The day after a sweeping Republican victory, the Republican Jewish Coalition suggested that the Anti-Defamation League would have few friends in the Trump White House.
The anti-Semitism watchdog might have gone too far in its criticism of Donald Trump and his supporters during the presidential campaign, said Matt Brooks, the RJC’s executive director.
“We need to have an examination,” Brooks said. “I understand that they are an important watchdog on these things, but it seems to me that at critical times in the course of this campaign, a pattern emerged where the ADL put their thumb on the scale.”
The ADL has been drawing attention to anti-Semitism in Trump’s orbit for months. The group published an attention-grabbing report in October on online anti-Semitic harassment of journalists, largely by Trump supporters, during the presidential campaign.
And just days before the election, the ADL criticized a Trump campaign ad, alleging that the ad employed images and rhetoric that “touch on subjects that anti-Semites have used for ages.”
“This needs to stop,” the ADL’s CEO, Jonathan Greenblatt, said at the time.
The ADL did not make an endorsement in the presidential race. As a tax-exempt charity, the group is barred by law from intervening in political campaigns. The Internal Revenue Service has the power to strip the tax exemptions of charities that break rules surrounding political campaigns.
“I think it bears watching, and I think that the ADL has put itself potentially in a compromising position going forward, in terms of its ability to interact with the incoming administration,” Brooks said of the ADL’s activities during the campaign.
In a statement, the ADL’s Greenblatt said that the organization had never taken sides in an election. “For the more than 100 years, we have called out anti-Semitism and other forms of bigotry whenever we see it and wherever its source,” he said. “This is not a matter of politics, but of principles.”
In a statement issued earlier on Wednesday, the ADL congratulated Trump. “We welcome Mr. Trump’s pledge that he will be president for all Americans, and that he will seek the common ground and reconciliation that has been the hallmark of American elections and the transitions that follow,” the group said.
Contact Josh Nathan-Kazis at firstname.lastname@example.org or follow him on Twitter, @joshnathankazis.
Josh Nathan-Kazis is a staff writer for the Forward.
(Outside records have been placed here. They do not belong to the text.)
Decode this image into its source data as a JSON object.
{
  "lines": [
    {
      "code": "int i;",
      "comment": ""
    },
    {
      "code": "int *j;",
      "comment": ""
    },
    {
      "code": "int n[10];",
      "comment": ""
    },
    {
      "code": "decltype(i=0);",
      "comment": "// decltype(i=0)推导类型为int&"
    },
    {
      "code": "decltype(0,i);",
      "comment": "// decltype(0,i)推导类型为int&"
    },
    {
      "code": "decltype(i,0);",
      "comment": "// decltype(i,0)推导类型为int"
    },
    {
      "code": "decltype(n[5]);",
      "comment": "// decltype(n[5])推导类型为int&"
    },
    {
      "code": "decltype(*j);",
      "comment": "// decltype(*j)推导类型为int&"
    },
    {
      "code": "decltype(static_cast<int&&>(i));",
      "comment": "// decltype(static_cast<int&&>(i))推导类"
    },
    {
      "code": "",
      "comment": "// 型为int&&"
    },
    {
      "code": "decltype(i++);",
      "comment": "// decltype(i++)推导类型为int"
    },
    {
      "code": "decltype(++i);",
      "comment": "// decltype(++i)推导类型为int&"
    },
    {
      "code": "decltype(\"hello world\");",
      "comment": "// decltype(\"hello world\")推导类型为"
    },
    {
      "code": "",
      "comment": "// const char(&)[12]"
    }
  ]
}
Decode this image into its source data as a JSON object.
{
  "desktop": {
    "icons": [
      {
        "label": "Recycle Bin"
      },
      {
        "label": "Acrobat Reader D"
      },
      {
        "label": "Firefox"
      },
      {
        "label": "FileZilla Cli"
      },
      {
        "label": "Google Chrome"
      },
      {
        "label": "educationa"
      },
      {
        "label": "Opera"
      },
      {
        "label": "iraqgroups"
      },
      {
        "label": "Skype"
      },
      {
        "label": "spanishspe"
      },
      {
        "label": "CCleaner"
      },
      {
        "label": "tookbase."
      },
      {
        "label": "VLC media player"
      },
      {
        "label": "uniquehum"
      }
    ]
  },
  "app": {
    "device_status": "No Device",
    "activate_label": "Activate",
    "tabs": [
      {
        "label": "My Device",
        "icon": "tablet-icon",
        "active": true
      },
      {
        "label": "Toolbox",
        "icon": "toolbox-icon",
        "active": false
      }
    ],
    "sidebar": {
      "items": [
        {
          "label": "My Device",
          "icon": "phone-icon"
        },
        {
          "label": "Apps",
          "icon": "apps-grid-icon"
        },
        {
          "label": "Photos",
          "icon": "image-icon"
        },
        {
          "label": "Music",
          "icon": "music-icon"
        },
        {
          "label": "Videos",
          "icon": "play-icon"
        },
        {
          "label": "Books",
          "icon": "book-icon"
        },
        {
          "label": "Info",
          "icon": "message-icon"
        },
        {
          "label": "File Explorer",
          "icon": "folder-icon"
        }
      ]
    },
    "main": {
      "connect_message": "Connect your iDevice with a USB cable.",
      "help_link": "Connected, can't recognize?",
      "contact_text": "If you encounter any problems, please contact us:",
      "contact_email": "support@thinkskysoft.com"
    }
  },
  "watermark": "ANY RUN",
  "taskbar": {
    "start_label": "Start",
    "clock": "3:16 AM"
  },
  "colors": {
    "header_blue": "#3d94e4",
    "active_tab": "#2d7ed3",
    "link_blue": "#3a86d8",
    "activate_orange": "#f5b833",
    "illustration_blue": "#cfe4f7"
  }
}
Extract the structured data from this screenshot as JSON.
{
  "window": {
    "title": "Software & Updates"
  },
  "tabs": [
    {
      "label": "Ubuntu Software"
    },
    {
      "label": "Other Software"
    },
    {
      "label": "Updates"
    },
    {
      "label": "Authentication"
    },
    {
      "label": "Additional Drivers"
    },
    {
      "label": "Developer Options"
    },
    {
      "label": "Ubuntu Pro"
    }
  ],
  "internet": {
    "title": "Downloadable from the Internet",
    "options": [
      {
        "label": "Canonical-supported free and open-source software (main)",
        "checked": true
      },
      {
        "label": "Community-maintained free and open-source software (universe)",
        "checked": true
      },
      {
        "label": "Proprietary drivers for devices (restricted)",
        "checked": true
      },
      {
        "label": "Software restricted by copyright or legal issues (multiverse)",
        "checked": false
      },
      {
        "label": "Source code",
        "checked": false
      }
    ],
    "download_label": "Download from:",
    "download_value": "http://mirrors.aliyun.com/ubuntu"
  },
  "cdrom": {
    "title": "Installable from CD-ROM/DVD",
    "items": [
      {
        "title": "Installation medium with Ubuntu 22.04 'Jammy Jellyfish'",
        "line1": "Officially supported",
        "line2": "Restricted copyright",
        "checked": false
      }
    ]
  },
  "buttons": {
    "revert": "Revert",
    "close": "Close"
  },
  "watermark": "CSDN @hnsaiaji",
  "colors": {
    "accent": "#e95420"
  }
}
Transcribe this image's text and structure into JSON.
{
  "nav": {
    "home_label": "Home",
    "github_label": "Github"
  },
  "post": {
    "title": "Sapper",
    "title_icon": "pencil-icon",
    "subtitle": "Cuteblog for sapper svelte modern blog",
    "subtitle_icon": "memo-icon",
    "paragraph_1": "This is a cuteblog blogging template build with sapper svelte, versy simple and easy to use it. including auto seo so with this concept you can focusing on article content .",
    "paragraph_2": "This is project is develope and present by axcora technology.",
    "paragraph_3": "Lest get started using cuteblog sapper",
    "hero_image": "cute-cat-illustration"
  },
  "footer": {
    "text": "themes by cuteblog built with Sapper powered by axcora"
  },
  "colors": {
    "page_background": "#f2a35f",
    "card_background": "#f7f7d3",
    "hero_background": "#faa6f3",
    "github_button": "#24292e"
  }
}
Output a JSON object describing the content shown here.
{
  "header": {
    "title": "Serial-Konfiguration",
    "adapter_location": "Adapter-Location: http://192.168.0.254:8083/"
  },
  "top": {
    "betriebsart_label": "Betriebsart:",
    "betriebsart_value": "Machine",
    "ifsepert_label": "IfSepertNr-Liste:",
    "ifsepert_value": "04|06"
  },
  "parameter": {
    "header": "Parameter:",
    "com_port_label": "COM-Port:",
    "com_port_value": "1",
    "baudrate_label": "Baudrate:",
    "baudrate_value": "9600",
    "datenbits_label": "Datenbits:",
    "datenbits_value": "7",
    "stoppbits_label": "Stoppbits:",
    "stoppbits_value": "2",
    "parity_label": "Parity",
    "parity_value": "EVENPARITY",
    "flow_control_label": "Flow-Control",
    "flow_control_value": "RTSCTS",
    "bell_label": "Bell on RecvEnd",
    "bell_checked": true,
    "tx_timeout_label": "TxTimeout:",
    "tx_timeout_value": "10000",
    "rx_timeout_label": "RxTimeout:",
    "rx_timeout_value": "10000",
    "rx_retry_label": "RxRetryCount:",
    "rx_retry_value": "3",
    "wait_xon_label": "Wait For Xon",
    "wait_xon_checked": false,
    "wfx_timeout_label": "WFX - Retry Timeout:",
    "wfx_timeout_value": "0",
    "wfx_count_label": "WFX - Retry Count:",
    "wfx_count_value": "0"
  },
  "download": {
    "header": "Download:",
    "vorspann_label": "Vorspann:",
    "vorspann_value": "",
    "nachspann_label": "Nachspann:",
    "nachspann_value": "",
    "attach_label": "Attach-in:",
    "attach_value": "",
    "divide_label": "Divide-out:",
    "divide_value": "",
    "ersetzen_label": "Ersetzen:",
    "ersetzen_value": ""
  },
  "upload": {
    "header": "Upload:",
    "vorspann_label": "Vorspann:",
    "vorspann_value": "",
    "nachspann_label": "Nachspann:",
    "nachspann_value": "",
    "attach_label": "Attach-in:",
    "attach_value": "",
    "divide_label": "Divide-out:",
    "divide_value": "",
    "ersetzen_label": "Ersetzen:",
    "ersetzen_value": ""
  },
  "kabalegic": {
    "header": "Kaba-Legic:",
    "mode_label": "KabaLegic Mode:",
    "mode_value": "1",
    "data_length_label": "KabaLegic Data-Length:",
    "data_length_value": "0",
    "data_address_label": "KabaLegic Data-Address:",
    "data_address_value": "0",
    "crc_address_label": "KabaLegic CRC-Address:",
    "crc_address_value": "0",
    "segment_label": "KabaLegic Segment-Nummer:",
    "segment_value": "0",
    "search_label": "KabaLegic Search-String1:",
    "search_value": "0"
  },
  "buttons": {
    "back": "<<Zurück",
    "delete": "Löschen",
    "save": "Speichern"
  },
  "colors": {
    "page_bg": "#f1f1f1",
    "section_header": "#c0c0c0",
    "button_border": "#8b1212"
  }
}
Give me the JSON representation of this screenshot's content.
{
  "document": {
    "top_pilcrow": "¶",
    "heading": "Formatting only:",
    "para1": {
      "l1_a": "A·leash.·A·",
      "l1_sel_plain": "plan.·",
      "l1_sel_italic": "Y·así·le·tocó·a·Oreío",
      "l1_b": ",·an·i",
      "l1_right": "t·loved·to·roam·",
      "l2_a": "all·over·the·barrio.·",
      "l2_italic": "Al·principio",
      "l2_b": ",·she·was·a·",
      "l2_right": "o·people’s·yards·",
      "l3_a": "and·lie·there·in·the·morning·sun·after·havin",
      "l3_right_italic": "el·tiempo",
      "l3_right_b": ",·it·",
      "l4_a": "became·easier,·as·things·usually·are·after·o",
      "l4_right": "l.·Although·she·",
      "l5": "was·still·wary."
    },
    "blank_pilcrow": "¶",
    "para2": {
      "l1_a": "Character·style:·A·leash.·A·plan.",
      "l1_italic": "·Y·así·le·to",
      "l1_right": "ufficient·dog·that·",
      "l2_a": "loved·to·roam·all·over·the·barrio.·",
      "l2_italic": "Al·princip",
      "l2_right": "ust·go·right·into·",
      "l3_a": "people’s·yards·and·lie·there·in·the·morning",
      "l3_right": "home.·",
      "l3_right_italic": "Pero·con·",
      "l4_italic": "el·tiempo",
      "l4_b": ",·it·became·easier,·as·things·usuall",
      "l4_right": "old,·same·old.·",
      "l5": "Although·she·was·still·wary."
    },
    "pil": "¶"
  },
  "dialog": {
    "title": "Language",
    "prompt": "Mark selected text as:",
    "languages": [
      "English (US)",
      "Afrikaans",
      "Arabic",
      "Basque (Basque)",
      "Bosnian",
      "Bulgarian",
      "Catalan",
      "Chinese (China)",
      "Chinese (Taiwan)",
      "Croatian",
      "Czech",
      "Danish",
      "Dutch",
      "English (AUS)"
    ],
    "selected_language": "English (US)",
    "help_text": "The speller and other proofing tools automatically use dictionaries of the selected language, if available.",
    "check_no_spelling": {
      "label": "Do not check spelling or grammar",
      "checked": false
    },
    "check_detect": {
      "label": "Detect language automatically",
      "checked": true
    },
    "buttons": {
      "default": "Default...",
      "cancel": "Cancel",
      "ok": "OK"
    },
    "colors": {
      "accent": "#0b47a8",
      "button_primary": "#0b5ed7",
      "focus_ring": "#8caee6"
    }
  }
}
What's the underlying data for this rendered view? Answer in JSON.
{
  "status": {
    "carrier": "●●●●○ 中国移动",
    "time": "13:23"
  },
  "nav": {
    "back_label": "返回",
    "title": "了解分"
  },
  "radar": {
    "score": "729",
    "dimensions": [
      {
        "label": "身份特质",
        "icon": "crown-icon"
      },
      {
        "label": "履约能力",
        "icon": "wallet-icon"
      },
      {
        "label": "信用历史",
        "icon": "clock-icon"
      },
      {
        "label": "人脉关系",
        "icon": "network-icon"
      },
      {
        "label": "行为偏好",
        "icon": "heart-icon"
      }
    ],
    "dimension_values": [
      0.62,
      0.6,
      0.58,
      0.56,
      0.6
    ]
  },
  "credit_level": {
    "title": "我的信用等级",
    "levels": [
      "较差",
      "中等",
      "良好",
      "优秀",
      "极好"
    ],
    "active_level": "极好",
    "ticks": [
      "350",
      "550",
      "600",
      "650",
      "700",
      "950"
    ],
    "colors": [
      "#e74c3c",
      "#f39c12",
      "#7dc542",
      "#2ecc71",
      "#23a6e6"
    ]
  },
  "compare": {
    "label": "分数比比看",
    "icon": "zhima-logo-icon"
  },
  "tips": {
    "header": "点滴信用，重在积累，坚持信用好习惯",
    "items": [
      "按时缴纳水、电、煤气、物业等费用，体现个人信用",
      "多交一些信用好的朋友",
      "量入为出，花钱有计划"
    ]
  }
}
He covers charities and politics, and writes investigations and longform.